Critics of the mass media often complain of the hostility towards intellectuals and the lack of respect for art expressed there, but, as I have tried to show, the feeling is mutual. Why should the mass media turn the other cheek? What worries intellectuals is the fact that the mass arts spread; they encroach on the high ground. For example, into architecture itself as Edmund Burke Feldman wrote in Arts and Architecture last October: "Shelter, which began as a necessity, has become an industry and now, with its refinements, is a popular art." This, as Feldman points out, has been brought about by a "democratization of taste, a spread of knowledge about non-material developments, and a shift of authority about manners and morals from the few to the many." West Coast domestic architecture has become a symbol of a style of living as well as an example of architecture pure and simple; this has occurred not through the agency of architects but through the association of stylish interiors with leisure and the good life, mainly in mass circulation magazines for women and young marrieds.
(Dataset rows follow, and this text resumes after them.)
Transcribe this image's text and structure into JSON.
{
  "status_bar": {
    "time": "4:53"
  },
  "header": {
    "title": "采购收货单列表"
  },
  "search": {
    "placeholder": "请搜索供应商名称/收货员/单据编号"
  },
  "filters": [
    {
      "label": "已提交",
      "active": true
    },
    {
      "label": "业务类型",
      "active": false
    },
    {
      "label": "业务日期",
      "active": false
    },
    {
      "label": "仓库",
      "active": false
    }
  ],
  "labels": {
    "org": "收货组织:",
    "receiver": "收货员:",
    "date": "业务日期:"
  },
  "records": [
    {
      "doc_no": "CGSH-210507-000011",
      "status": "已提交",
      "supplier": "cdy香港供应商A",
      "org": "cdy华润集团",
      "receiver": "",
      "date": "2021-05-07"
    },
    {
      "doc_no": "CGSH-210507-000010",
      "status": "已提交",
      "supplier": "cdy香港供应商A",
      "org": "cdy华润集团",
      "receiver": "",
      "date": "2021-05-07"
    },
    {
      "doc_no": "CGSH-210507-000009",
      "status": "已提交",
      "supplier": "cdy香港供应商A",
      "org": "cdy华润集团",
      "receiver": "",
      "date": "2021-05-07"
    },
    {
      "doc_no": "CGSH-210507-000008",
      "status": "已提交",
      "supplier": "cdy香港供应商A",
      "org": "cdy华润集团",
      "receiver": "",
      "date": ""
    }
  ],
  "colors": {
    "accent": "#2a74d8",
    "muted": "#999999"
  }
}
The definition of culture is changing as a result of the pressure of the great audience, which is no longer new but experienced in the consumption of its arts. Therefore, it is no longer sufficient to define culture solely as something that a minority guards for the few and the future (though such art is uniquely valuable and a precious as ever). Our definition of culture is being stretched beyond the fine art limits imposed on it by Renaissance theory, and refers now, increasingly, to the whole complex of human activities. Within this definition, rejection of the mass produced arts is not, as critics think, a defence of culture but an attack on it. The new role for the academic is keeper of the flame; the new role for the fine arts is to be one of the possible forms of communication in an expanding framework that also includes the mass arts.